The desired output would be

@NS500455:80:HG7TNBGXB:1:11101:17723:1055 1:N:0:ATCACG
TATAGGGATCCNAGCTCCAATTCGCCCTATAGTGAGTCGTAT
+
/AAAA#EEEEEEEEEEEEEEEEEEEEEEEEEEEEEEEEEEEEEE#EEEEEEEEEEEEEEEEEEEEEEEEEEEEEE
@NS500455:80:HG7TNBGXB:1:11101:8821:1057 1:N:0:ATCACG
TATAATAAATATCTAGATCGGAAGAGCACACGTCCGAACTCCA


How to do this. I dont want to use cutadapt.

Kindly help.

What application are you using that will be okay with a mismatching quality string?

Use trimmomatic or cutadapt, or bcl2fastq could probably do the job too. Those will also have the benefit of dealing properly with one-off errors, which awk and sed won't.

Skip the grep, use just the sed. Unless the header contains the long sequence as well (which I doubt it will), your command will work.

sed 's/^ACTTAAGTGTATGTAAACTTCCGACTTCAACTGTA/TA/' SRR_1.fastq > SRR_1.edited.fastq

• It works but there are some sequences begining with: ACTTANGTGTATGTAAACTTCCGACTTCAACTG They are being retained. How to deal with them. Kindly guide. – user1738234 Jun 8 '20 at 15:18
• That's because N does not match A,T,C or G as a literal. Replace all N with [ATCG] to remove these sequences. – Ram RS Jun 8 '20 at 17:10
• It is worth considering thomas' point. If you'd like your QUAL lines to reflect the change to the SEQ lines. awk or bioawk might be better at this point. – Ram RS Jun 9 '20 at 14:04

If you need the quality vector for each read, then your code will create a shift because it does not cut the quality vector. You should rather use a trimming tool a systematically cut all 33 first characters. fastp will allow you to do it easily with the -f, --trim_front1 argument.

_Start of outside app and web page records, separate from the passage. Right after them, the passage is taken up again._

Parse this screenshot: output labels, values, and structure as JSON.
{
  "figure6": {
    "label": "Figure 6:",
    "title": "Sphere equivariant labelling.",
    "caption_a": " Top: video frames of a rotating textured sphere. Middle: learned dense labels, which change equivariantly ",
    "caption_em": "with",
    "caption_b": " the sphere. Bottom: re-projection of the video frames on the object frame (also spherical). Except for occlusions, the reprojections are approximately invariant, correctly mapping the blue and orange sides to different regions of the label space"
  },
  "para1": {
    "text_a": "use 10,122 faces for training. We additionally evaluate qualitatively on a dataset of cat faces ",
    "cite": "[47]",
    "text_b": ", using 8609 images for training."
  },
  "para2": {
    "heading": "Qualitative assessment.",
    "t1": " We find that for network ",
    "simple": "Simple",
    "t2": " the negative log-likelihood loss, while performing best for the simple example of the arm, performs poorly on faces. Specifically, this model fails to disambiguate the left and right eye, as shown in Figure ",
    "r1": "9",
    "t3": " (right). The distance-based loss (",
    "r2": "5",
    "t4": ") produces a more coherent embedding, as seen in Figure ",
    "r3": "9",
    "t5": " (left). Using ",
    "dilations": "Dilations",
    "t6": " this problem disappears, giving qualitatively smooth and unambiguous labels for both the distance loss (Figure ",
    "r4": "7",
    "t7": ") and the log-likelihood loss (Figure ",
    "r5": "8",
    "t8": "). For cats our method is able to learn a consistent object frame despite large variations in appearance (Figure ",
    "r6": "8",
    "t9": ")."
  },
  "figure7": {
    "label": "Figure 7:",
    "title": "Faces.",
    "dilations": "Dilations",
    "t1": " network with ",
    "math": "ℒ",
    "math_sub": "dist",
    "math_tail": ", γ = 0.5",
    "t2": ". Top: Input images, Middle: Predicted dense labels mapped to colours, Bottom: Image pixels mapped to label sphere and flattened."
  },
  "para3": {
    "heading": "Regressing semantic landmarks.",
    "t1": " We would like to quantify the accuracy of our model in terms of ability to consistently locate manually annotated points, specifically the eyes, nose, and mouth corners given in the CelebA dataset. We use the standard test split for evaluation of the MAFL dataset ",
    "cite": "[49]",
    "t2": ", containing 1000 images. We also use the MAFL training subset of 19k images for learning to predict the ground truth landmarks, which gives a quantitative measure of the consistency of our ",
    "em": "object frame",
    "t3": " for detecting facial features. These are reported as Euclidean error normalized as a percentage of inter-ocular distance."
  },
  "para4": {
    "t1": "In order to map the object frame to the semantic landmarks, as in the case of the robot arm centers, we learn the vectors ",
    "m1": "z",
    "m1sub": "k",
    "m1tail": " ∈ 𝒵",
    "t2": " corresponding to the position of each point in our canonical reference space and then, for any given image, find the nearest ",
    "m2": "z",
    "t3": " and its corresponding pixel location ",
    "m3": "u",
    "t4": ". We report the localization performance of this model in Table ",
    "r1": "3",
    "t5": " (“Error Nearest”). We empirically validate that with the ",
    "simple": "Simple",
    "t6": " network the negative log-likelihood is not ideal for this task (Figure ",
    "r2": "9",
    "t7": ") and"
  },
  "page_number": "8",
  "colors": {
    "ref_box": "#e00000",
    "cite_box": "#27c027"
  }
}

• What should be the command line , I typed fastp -i SRR_1.fastq -o trimSRR1.fq -f 33 and it gives an error ERROR: trim_front1 (--trim_front1) should be 0 ~ 30, suggest 0 ~ 4. Kindly help. – user1738234 Jun 8 '20 at 15:50
• strange! I did'nt know it was restricted to 30. You can run fastp twice with 20 in the first trimming and 13 in second one? not really convenient but it should work! – thomas duge de bernonville Jun 8 '20 at 15:59
• you may alternatively had a look at Trimmomatic (usadellab.org/cms/?page=trimmomatic). It has a HEADCROP argument, but I don't know if it also restricted in length. – thomas duge de bernonville Jun 9 '20 at 5:14